    • ‘Capable of garaging the team's four Land Rovers, its extensive rescue gear, the base now boasts a control room, offices, meeting room, kitchen, showers, and a place for relatives to wait pending news of a recovery operation.’
    • ‘She let her employment contract run out, rented out her house and garaged the car.’
    • ‘When I was in high school a friend drove a 1970 Impala that his gearhead dad had kept garaged for years.’
    • ‘The lion's share of theft takes place outside people's homes, so insurers may be reluctant to give cover to a bike that is not garaged at night.’
    • ‘Data showed that consumers wanted year-round performance in a sedan or coupe, rather than purchasing a sport utility while garaging their existing rear-wheel-drive luxury car.’
    • ‘Additional security measures, such as garaging the car, can also bring down premiums.’
    • ‘One day, he announced that he was buying a motorcycle combination, and that he would have to build a shed to garage it.’
    • ‘It is only used as a fine-weather car and is garaged.’
    • ‘The vehicles will actually be garaged at Bramley station but in terms of cover this standby point will provide the same as a small ambulance station, which is what we would class the old Horsforth station as.’
    • ‘In Class One, the Buggies up to 6000 cc, former winners Mark and Michael will again be at the start line in their MBR Jimco, which is normally garaged in Burrumbeet, Victoria.’
    • ‘Sadly it seems that unless your car is garaged overnight you may, in future, have to take a quick peek at the front of your motor each morning to check that all is well.’
    • ‘We all have the right to pass along it unhindered and no one has the right to garage their car permanently on the highway.’
    • ‘As it isn't, it could be something unusual that occurs only when you garage the car.’
    • ‘To stay a week in 1946 was five guineas all inclusive of breakfast, lunch, tea and dinner, plus one and six to garage the car.’

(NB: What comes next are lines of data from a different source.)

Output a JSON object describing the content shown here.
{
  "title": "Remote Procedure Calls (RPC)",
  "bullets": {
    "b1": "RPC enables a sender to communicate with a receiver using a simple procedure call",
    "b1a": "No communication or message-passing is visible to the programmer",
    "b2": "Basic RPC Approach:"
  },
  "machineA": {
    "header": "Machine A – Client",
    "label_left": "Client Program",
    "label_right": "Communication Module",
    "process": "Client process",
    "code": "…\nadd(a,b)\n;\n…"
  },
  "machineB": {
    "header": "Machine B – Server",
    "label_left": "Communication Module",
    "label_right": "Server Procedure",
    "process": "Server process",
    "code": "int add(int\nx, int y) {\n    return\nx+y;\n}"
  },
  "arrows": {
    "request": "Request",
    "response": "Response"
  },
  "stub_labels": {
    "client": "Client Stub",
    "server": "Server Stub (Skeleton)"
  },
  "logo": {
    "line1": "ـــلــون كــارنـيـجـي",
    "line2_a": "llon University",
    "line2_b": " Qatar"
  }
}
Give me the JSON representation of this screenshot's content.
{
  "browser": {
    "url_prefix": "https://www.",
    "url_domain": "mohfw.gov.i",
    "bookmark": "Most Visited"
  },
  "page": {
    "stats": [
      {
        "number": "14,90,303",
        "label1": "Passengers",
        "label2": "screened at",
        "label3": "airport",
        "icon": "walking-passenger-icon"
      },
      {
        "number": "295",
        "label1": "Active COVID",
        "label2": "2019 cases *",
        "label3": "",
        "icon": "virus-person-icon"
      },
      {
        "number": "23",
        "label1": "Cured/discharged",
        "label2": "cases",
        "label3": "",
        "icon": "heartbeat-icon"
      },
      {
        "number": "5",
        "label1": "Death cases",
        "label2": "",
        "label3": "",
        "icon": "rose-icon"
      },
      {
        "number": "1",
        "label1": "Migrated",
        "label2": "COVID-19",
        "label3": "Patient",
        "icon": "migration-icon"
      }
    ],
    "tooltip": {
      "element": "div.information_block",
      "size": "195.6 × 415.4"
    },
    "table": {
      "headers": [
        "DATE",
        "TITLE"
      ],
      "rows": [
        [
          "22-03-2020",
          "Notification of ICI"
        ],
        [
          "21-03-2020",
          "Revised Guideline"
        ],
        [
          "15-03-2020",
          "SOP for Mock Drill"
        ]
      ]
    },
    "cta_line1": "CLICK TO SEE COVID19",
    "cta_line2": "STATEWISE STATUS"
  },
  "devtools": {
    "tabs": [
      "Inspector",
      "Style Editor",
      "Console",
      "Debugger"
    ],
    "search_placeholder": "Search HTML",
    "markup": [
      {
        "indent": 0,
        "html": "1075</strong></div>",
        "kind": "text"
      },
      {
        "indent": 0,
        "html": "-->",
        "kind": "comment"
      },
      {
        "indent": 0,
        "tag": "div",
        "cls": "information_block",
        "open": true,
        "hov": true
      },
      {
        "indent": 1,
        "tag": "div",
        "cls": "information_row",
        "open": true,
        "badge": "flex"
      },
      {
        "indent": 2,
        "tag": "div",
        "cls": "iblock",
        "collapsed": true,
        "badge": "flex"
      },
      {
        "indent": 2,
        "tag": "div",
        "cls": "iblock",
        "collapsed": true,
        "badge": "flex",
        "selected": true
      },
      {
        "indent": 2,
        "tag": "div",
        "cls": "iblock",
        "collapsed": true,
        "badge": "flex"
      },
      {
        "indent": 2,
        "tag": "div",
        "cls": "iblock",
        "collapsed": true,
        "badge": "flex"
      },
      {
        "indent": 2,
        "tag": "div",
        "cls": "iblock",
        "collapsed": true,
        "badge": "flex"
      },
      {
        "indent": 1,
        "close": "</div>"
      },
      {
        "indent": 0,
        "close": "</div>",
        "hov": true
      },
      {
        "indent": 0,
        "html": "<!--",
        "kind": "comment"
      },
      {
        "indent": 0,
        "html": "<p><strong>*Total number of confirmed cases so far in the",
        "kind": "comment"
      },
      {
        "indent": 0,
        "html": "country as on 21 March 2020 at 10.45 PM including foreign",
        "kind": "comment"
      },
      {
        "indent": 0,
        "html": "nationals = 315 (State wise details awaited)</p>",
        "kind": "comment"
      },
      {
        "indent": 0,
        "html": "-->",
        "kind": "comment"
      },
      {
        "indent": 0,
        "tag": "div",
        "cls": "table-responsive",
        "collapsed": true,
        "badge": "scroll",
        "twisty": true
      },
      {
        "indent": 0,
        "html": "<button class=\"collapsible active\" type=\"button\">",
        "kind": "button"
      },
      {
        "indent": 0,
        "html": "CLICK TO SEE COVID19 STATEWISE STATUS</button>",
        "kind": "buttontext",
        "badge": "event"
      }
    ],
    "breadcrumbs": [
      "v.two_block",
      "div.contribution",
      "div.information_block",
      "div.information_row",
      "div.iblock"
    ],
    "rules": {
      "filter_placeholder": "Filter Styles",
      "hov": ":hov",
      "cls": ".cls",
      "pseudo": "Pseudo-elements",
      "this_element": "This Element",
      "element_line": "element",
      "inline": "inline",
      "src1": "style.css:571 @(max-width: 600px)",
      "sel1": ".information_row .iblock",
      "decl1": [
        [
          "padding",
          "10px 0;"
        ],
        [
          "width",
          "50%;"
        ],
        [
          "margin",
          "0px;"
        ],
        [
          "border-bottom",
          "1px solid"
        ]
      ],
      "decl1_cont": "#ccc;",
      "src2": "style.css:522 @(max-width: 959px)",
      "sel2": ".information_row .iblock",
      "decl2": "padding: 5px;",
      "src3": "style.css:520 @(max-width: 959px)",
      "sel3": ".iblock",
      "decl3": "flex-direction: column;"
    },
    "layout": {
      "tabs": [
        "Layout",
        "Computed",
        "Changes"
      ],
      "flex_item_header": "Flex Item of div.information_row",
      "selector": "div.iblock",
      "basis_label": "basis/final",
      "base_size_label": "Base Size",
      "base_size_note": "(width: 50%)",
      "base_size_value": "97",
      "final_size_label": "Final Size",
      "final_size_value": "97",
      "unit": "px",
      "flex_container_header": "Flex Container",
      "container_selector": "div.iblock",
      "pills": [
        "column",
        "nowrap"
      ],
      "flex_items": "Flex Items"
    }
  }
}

Origin

Early 20th century: from French, from garer ‘to shelter’.

Pronunciation